But as punk rabble-rousers, The Clash crooned with their ode to indecision ‘Should I stay or should I go’, last year’s seismic changes in the world’s political and economic landscape seems to have caused exhibitors and visitors alike to dither longer over the financial and tangible benefits that tradeshows can offer their businesses.
Unfortunately, taking too long to make up their minds could see them miss potentially lucrative opportunities of meeting new customers wandering the show aisles. Equally, some tradeshow organisers are chewing their fingernails wondering how many people will actually turn up.

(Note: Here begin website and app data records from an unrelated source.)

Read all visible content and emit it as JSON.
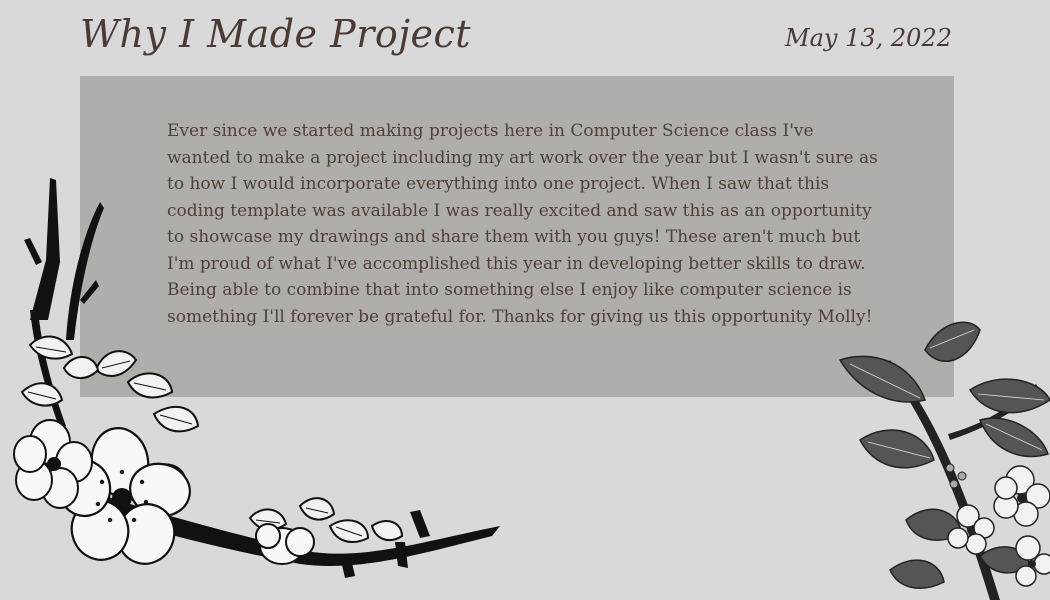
{
  "slide": {
    "title": "Why I Made Project",
    "date": "May 13, 2022",
    "body": "Ever since we started making projects here in Computer Science class I've wanted to make a project including my art work over the year but I wasn't sure as to how I would incorporate everything into one project. When I saw that this coding template was available I was really excited and saw this as an opportunity to showcase my drawings and share them with you guys! These aren't much but I'm proud of what I've accomplished this year in developing better skills to draw. Being able to combine that into something else I enjoy like computer science is something I'll forever be grateful for. Thanks for giving us this opportunity Molly!"
  },
  "colors": {
    "background": "#d9d9d9",
    "panel": "#b0aeab",
    "text": "#4e3f37",
    "heading": "#4a3b34"
  },
  "decorations": [
    "floral-branch-left-icon",
    "leaf-branch-right-icon"
  ]
}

This indecision’s bugging me, too. I’ve endured a tough start to the year trying to drum up editorial interest in both Aerospace Manufacturing and Composites in Manufacturing’s JEC World show previews by way of exhibitor inclusions in our preview sections. It’s as if much of the industry is still stuck in a post-New Year fug and hasn’t quite yet emerged blinking into the glare of 2017’s spotlight.
Meanwhile, tradeshow organisers pursue the growing appeal of composites materials and additive manufacturing techniques. JEC runs events in Europe, the US and Asia, whilst TCT has additive manufacturing covered. September sees the return to its old show calendar slot for Germany’s Composites Europe, whilst the UK’s Composites Engineering show rocks up in November.
In this issue, JEC Composites’ Frédérique Mutel points to automatization and the capacity for large series production as this year’s big thing. I’m not even sure if ‘automatization’ is a real word, but I’m quick to get the gist: composite part production is currently too manually intensive, and too slow. And that, for me at least, seems to sum up this year so far.
Mike Richardson, editor